  3. Always cite the source when you quote, paraphrase, or summarize.


Make a citation style choice and stick to it. The citation style to use will normally be specified by your university department or the publication you’re submitting to, however the most frequent styles are APA, MLA, and Chicago Style.

To reference a source, you’ll need the following:

  1. A brief text citation, such as a parenthetical citation or a numbered remark.
  2. A complete reference, which is normally listed at the end of your article in a list.

Keep in mind that you should mention material or ideas from non-academic sources such as websites, newspapers, or YouTube videos in addition to scholarly sources like books and journal articles.

Each type of source has its own format for referencing.

If you’re unsure whether something is common knowledge, though, it’s usually best to cite the source. Some information, on the other hand, is deemed general knowledge, while others require citation. The useful information is well-known, frequently used, and easily validated.

Detecting Plagiarism 

With the digital market all over, it is quite easy to find the plagiarism.
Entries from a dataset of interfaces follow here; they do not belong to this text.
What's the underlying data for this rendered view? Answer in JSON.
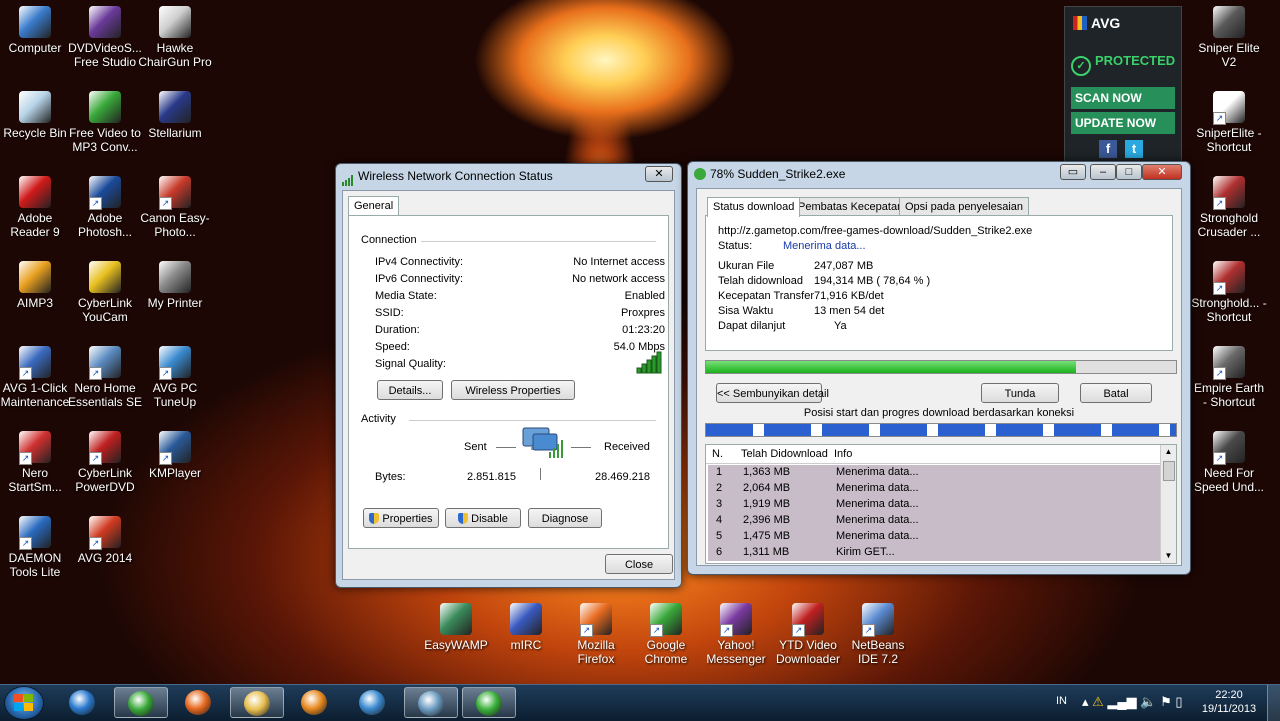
{
  "desktop_icons_left": [
    {
      "label": "Computer",
      "color": "#3a7ccc",
      "shortcut": false
    },
    {
      "label": "DVDVideoS... Free Studio",
      "color": "#6a3a9a",
      "shortcut": false
    },
    {
      "label": "Hawke ChairGun Pro",
      "color": "#cfcfcf",
      "shortcut": false
    },
    {
      "label": "Recycle Bin",
      "color": "#b8d4e8",
      "shortcut": false
    },
    {
      "label": "Free Video to MP3 Conv...",
      "color": "#3aa83a",
      "shortcut": false
    },
    {
      "label": "Stellarium",
      "color": "#2a3a8a",
      "shortcut": false
    },
    {
      "label": "Adobe Reader 9",
      "color": "#d01a1a",
      "shortcut": false
    },
    {
      "label": "Adobe Photosh...",
      "color": "#1a4a9a",
      "shortcut": true
    },
    {
      "label": "Canon Easy-Photo...",
      "color": "#c83a2a",
      "shortcut": true
    },
    {
      "label": "AIMP3",
      "color": "#e8a020",
      "shortcut": false
    },
    {
      "label": "CyberLink YouCam",
      "color": "#e8c020",
      "shortcut": false
    },
    {
      "label": "My Printer",
      "color": "#8a8a8a",
      "shortcut": false
    },
    {
      "label": "AVG 1-Click Maintenance",
      "color": "#3a6ac0",
      "shortcut": true
    },
    {
      "label": "Nero Home Essentials SE",
      "color": "#5a8ac0",
      "shortcut": true
    },
    {
      "label": "AVG PC TuneUp",
      "color": "#3a8ad0",
      "shortcut": true
    },
    {
      "label": "Nero StartSm...",
      "color": "#d03030",
      "shortcut": true
    },
    {
      "label": "CyberLink PowerDVD",
      "color": "#c02020",
      "shortcut": true
    },
    {
      "label": "KMPlayer",
      "color": "#2a5a9a",
      "shortcut": true
    },
    {
      "label": "DAEMON Tools Lite",
      "color": "#2a6ac0",
      "shortcut": true
    },
    {
      "label": "AVG 2014",
      "color": "#d03a20",
      "shortcut": true
    }
  ],
  "desktop_icons_bottom": [
    {
      "label": "EasyWAMP",
      "color": "#3a8a5a",
      "shortcut": false
    },
    {
      "label": "mIRC",
      "color": "#3a5ac0",
      "shortcut": false
    },
    {
      "label": "Mozilla Firefox",
      "color": "#e86a20",
      "shortcut": true
    },
    {
      "label": "Google Chrome",
      "color": "#3aa83a",
      "shortcut": true
    },
    {
      "label": "Yahoo! Messenger",
      "color": "#7a3aa0",
      "shortcut": true
    },
    {
      "label": "YTD Video Downloader",
      "color": "#c02020",
      "shortcut": true
    },
    {
      "label": "NetBeans IDE 7.2",
      "color": "#5a8ad0",
      "shortcut": true
    }
  ],
  "desktop_icons_right": [
    {
      "label": "Sniper Elite V2",
      "color": "#5a5a5a",
      "shortcut": false
    },
    {
      "label": "SniperElite - Shortcut",
      "color": "#ffffff",
      "shortcut": true
    },
    {
      "label": "Stronghold Crusader ...",
      "color": "#b03030",
      "shortcut": true
    },
    {
      "label": "Stronghold... - Shortcut",
      "color": "#b03030",
      "shortcut": true
    },
    {
      "label": "Empire Earth - Shortcut",
      "color": "#6a6a6a",
      "shortcut": true
    },
    {
      "label": "Need For Speed Und...",
      "color": "#4a4a4a",
      "shortcut": true
    }
  ],
  "avg": {
    "brand": "AVG",
    "status": "PROTECTED",
    "scan_label": "SCAN NOW",
    "update_label": "UPDATE NOW",
    "facebook": "f",
    "twitter": "t"
  },
  "wireless": {
    "title": "Wireless Network Connection Status",
    "tab": "General",
    "connection_heading": "Connection",
    "rows": [
      {
        "key": "IPv4 Connectivity:",
        "value": "No Internet access"
      },
      {
        "key": "IPv6 Connectivity:",
        "value": "No network access"
      },
      {
        "key": "Media State:",
        "value": "Enabled"
      },
      {
        "key": "SSID:",
        "value": "Proxpres"
      },
      {
        "key": "Duration:",
        "value": "01:23:20"
      },
      {
        "key": "Speed:",
        "value": "54.0 Mbps"
      }
    ],
    "signal_label": "Signal Quality:",
    "signal_bars": 5,
    "details_label": "Details...",
    "wireless_props_label": "Wireless Properties",
    "activity_heading": "Activity",
    "sent_label": "Sent",
    "received_label": "Received",
    "bytes_label": "Bytes:",
    "bytes_sent": "2.851.815",
    "bytes_received": "28.469.218",
    "properties_label": "Properties",
    "disable_label": "Disable",
    "diagnose_label": "Diagnose",
    "close_label": "Close"
  },
  "download": {
    "title": "78% Sudden_Strike2.exe",
    "tabs": [
      "Status download",
      "Pembatas Kecepatan",
      "Opsi pada penyelesaian"
    ],
    "url": "http://z.gametop.com/free-games-download/Sudden_Strike2.exe",
    "status_label": "Status:",
    "status_value": "Menerima data...",
    "rows": [
      {
        "key": "Ukuran File",
        "value": "247,087  MB"
      },
      {
        "key": "Telah didownload",
        "value": "194,314  MB  ( 78,64 % )"
      },
      {
        "key": "Kecepatan Transfer",
        "value": "71,916  KB/det"
      },
      {
        "key": "Sisa Waktu",
        "value": "13 men 54 det"
      },
      {
        "key": "Dapat dilanjut",
        "value": "Ya"
      }
    ],
    "progress_fraction": 0.7864,
    "hide_label": "<< Sembunyikan detail",
    "pause_label": "Tunda",
    "cancel_label": "Batal",
    "segments_caption": "Posisi start dan progres download berdasarkan koneksi",
    "table_headers": [
      "N.",
      "Telah Didownload",
      "Info"
    ],
    "connections": [
      {
        "n": "1",
        "downloaded": "1,363  MB",
        "info": "Menerima data..."
      },
      {
        "n": "2",
        "downloaded": "2,064  MB",
        "info": "Menerima data..."
      },
      {
        "n": "3",
        "downloaded": "1,919  MB",
        "info": "Menerima data..."
      },
      {
        "n": "4",
        "downloaded": "2,396  MB",
        "info": "Menerima data..."
      },
      {
        "n": "5",
        "downloaded": "1,475  MB",
        "info": "Menerima data..."
      },
      {
        "n": "6",
        "downloaded": "1,311  MB",
        "info": "Kirim GET..."
      }
    ]
  },
  "taskbar": {
    "buttons": [
      {
        "name": "internet-explorer",
        "color": "#2a7ad0",
        "open": false
      },
      {
        "name": "chrome",
        "color": "#3aa83a",
        "open": true
      },
      {
        "name": "firefox",
        "color": "#e86a20",
        "open": false
      },
      {
        "name": "explorer",
        "color": "#e8c050",
        "open": true
      },
      {
        "name": "media-player",
        "color": "#e88a20",
        "open": false
      },
      {
        "name": "avg-tuneup",
        "color": "#3a8ad0",
        "open": false
      },
      {
        "name": "network-center",
        "color": "#6a9ac0",
        "open": true
      },
      {
        "name": "internet-download-manager",
        "color": "#3ab03a",
        "open": true
      }
    ],
    "language": "IN",
    "time": "22:20",
    "date": "19/11/2013"
  }
}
The reader might notice and recognise the material from the tone or style of the material varies between passages, or if they recognise the plagiarised source. There is a lot of software on the market that analyses your text to a big database of other sources and points up similarities. Internally, most colleges and universities use plagiarism detection methods and software.

If you utilise plagiarised text mistakenly or by accident, you can check it by yourself using a plagiarism checker. This will guarantee that you haven’t overlooked any citations. This online plagiarism checker is accurate and works for all types of text. However, we have researched the best and most accurate options available for you to compare the data.
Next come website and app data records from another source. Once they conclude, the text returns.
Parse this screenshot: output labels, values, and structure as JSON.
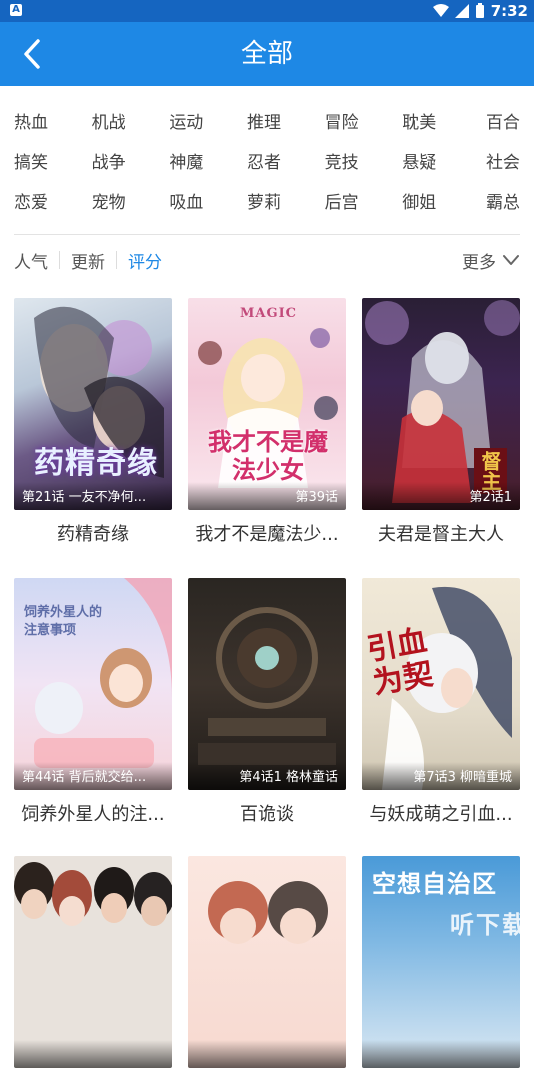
{
  "status_bar": {
    "time": "7:32",
    "notification_icon": "A"
  },
  "app_bar": {
    "title": "全部"
  },
  "genres": [
    [
      "热血",
      "机战",
      "运动",
      "推理",
      "冒险",
      "耽美",
      "百合"
    ],
    [
      "搞笑",
      "战争",
      "神魔",
      "忍者",
      "竞技",
      "悬疑",
      "社会"
    ],
    [
      "恋爱",
      "宠物",
      "吸血",
      "萝莉",
      "后宫",
      "御姐",
      "霸总"
    ]
  ],
  "sort": {
    "options": [
      "人气",
      "更新",
      "评分"
    ],
    "active": "评分",
    "more_label": "更多"
  },
  "comics": [
    {
      "title": "药精奇缘",
      "episode": "第21话 一友不净何...",
      "cover_text": "药精奇缘"
    },
    {
      "title": "我才不是魔法少...",
      "episode": "第39话",
      "cover_text": "我才不是魔法少女",
      "cover_badge": "MAGIC"
    },
    {
      "title": "夫君是督主大人",
      "episode": "第2话1",
      "cover_text": "督主"
    },
    {
      "title": "饲养外星人的注...",
      "episode": "第44话 背后就交给...",
      "cover_text": "饲养外星人的注意事项"
    },
    {
      "title": "百诡谈",
      "episode": "第4话1 格林童话"
    },
    {
      "title": "与妖成萌之引血...",
      "episode": "第7话3 柳暗重城",
      "cover_text": "引血为契"
    },
    {
      "title": "",
      "episode": ""
    },
    {
      "title": "",
      "episode": ""
    },
    {
      "title": "",
      "episode": "",
      "cover_text": "空想自治区"
    }
  ],
  "watermark": "听下载",
  "colors": {
    "status_bar": "#1565c0",
    "app_bar": "#1e88e5",
    "accent": "#1e88e5"
  }
}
Policies and Approach towards Plagiarism – 

The Haridra Research Journal (HRJ) values intellectual property and strives to safeguard and promote its writers’ original work. Manuscripts that contain plagiarised material are in violation of quality, research, and innovation norms. As a result, all authors submitting works to journals must follow ethical guidelines and avoid plagiarism in any form. 

If a published manuscript is found to include plagiarism, the journal will take significant action and delete the paper from the journal’s website as well as any other third-party websites where it is listed and indexed. If any article in the Harida Journal database is alleged to be plagiarised, the journal will form a  Committee to look into it. In the event that an author is suspected of plagiarism in a submitted or published paper, the journal will contact the author(s) and ask them to offer an explanation within two weeks, which will then be passed to the  Committee for further action. If the journal does not receive a response from the author within the specified time frame, the Director / Dean / Head of the concerned College, Institution, or Organization will be contacted to take strict actions. 

After determining that the material is copied from a previously published work, the Journal will support the original author and manuscript, regardless of the publisher, and may take any or all of the following immediate actions, or the committee’s recommended additional course of action – 

  • The editorial office will contact the Director / Dean / Head of the concerned College, Institution, or Organization, or the Vice Chancellor of the University to which the author is attached, immediately to take strict action against the concerned author.
  • The PDF copy of the published publication will be removed from the Haridra Research journal’s website, as well as all links to the full text article.
  • Haridra Research journal will disable the author’s account and refuse all future submissions from the author for a period of three, five, or ten years, or even permanently ban the author.
  • Haridra Research journal also include a list of such writers, as well as their complete contact information, in the journal/website.
  • Any other course of action proposed by the Committee or deemed appropriate in the circumstances, or as the Editorial Board determines from time to time.

“Stimulate Original Thinking”

“Uphold Academic Ethics”